Entries shown Start Marker

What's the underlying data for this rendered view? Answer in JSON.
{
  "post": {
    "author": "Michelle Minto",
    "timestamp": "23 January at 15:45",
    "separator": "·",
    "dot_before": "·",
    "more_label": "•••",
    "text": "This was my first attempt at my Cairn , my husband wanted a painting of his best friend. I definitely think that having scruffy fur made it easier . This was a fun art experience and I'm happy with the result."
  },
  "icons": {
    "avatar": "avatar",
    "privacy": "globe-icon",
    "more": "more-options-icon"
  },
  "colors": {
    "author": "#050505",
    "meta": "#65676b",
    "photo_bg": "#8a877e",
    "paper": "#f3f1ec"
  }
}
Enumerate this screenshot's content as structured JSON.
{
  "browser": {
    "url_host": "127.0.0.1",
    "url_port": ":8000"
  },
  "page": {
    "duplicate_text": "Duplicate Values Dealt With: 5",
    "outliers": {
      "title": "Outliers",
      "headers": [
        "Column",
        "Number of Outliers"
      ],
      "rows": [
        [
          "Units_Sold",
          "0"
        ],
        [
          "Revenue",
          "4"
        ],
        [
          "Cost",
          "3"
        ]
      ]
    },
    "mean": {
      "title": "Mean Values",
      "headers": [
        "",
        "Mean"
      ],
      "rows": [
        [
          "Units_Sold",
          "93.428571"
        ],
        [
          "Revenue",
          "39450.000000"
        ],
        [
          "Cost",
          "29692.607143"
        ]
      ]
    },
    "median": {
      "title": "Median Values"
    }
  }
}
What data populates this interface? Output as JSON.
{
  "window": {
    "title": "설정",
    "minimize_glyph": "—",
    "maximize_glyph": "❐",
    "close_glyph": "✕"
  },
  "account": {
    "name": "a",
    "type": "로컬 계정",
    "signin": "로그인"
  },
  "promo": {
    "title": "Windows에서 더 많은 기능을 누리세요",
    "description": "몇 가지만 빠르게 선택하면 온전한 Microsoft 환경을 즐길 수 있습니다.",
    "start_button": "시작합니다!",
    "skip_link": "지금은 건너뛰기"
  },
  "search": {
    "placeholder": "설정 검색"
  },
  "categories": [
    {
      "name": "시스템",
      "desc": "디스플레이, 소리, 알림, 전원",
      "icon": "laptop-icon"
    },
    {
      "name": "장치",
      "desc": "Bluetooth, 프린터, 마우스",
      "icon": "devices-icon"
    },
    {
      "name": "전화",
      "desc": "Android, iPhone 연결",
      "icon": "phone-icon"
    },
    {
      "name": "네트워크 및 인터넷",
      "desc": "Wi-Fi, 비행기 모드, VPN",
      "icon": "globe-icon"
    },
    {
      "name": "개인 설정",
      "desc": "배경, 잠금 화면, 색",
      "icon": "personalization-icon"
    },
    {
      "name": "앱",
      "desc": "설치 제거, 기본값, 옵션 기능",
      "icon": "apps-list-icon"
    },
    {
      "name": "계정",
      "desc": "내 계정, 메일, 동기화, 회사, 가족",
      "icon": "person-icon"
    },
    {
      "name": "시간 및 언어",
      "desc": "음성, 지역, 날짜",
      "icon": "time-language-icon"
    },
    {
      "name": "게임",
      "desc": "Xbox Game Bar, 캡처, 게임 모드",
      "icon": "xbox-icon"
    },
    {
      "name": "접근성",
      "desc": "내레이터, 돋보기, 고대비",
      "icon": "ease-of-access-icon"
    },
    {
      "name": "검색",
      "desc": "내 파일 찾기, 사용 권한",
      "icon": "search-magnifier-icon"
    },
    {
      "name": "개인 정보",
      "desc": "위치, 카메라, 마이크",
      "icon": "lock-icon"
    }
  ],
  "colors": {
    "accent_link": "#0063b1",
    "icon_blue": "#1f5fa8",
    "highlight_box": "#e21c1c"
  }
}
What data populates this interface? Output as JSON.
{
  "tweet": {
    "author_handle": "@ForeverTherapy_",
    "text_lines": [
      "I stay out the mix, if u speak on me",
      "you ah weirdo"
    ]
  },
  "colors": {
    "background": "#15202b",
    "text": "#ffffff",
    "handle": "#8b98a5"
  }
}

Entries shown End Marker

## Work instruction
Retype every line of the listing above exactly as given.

## Written answer
What's the underlying data for this rendered view? Answer in JSON.
{
  "post": {
    "author": "Michelle Minto",
    "timestamp": "23 January at 15:45",
    "separator": "·",
    "dot_before": "·",
    "more_label": "•••",
    "text": "This was my first attempt at my Cairn , my husband wanted a painting of his best friend. I definitely think that having scruffy fur made it easier . This was a fun art experience and I'm happy with the result."
  },
  "icons": {
    "avatar": "avatar",
    "privacy": "globe-icon",
    "more": "more-options-icon"
  },
  "colors": {
    "author": "#050505",
    "meta": "#65676b",
    "photo_bg": "#8a877e",
    "paper": "#f3f1ec"
  }
}
Enumerate this screenshot's content as structured JSON.
{
  "browser": {
    "url_host": "127.0.0.1",
    "url_port": ":8000"
  },
  "page": {
    "duplicate_text": "Duplicate Values Dealt With: 5",
    "outliers": {
      "title": "Outliers",
      "headers": [
        "Column",
        "Number of Outliers"
      ],
      "rows": [
        [
          "Units_Sold",
          "0"
        ],
        [
          "Revenue",
          "4"
        ],
        [
          "Cost",
          "3"
        ]
      ]
    },
    "mean": {
      "title": "Mean Values",
      "headers": [
        "",
        "Mean"
      ],
      "rows": [
        [
          "Units_Sold",
          "93.428571"
        ],
        [
          "Revenue",
          "39450.000000"
        ],
        [
          "Cost",
          "29692.607143"
        ]
      ]
    },
    "median": {
      "title": "Median Values"
    }
  }
}
What data populates this interface? Output as JSON.
{
  "window": {
    "title": "설정",
    "minimize_glyph": "—",
    "maximize_glyph": "❐",
    "close_glyph": "✕"
  },
  "account": {
    "name": "a",
    "type": "로컬 계정",
    "signin": "로그인"
  },
  "promo": {
    "title": "Windows에서 더 많은 기능을 누리세요",
    "description": "몇 가지만 빠르게 선택하면 온전한 Microsoft 환경을 즐길 수 있습니다.",
    "start_button": "시작합니다!",
    "skip_link": "지금은 건너뛰기"
  },
  "search": {
    "placeholder": "설정 검색"
  },
  "categories": [
    {
      "name": "시스템",
      "desc": "디스플레이, 소리, 알림, 전원",
      "icon": "laptop-icon"
    },
    {
      "name": "장치",
      "desc": "Bluetooth, 프린터, 마우스",
      "icon": "devices-icon"
    },
    {
      "name": "전화",
      "desc": "Android, iPhone 연결",
      "icon": "phone-icon"
    },
    {
      "name": "네트워크 및 인터넷",
      "desc": "Wi-Fi, 비행기 모드, VPN",
      "icon": "globe-icon"
    },
    {
      "name": "개인 설정",
      "desc": "배경, 잠금 화면, 색",
      "icon": "personalization-icon"
    },
    {
      "name": "앱",
      "desc": "설치 제거, 기본값, 옵션 기능",
      "icon": "apps-list-icon"
    },
    {
      "name": "계정",
      "desc": "내 계정, 메일, 동기화, 회사, 가족",
      "icon": "person-icon"
    },
    {
      "name": "시간 및 언어",
      "desc": "음성, 지역, 날짜",
      "icon": "time-language-icon"
    },
    {
      "name": "게임",
      "desc": "Xbox Game Bar, 캡처, 게임 모드",
      "icon": "xbox-icon"
    },
    {
      "name": "접근성",
      "desc": "내레이터, 돋보기, 고대비",
      "icon": "ease-of-access-icon"
    },
    {
      "name": "검색",
      "desc": "내 파일 찾기, 사용 권한",
      "icon": "search-magnifier-icon"
    },
    {
      "name": "개인 정보",
      "desc": "위치, 카메라, 마이크",
      "icon": "lock-icon"
    }
  ],
  "colors": {
    "accent_link": "#0063b1",
    "icon_blue": "#1f5fa8",
    "highlight_box": "#e21c1c"
  }
}
What data populates this interface? Output as JSON.
{
  "tweet": {
    "author_handle": "@ForeverTherapy_",
    "text_lines": [
      "I stay out the mix, if u speak on me",
      "you ah weirdo"
    ]
  },
  "colors": {
    "background": "#15202b",
    "text": "#ffffff",
    "handle": "#8b98a5"
  }
}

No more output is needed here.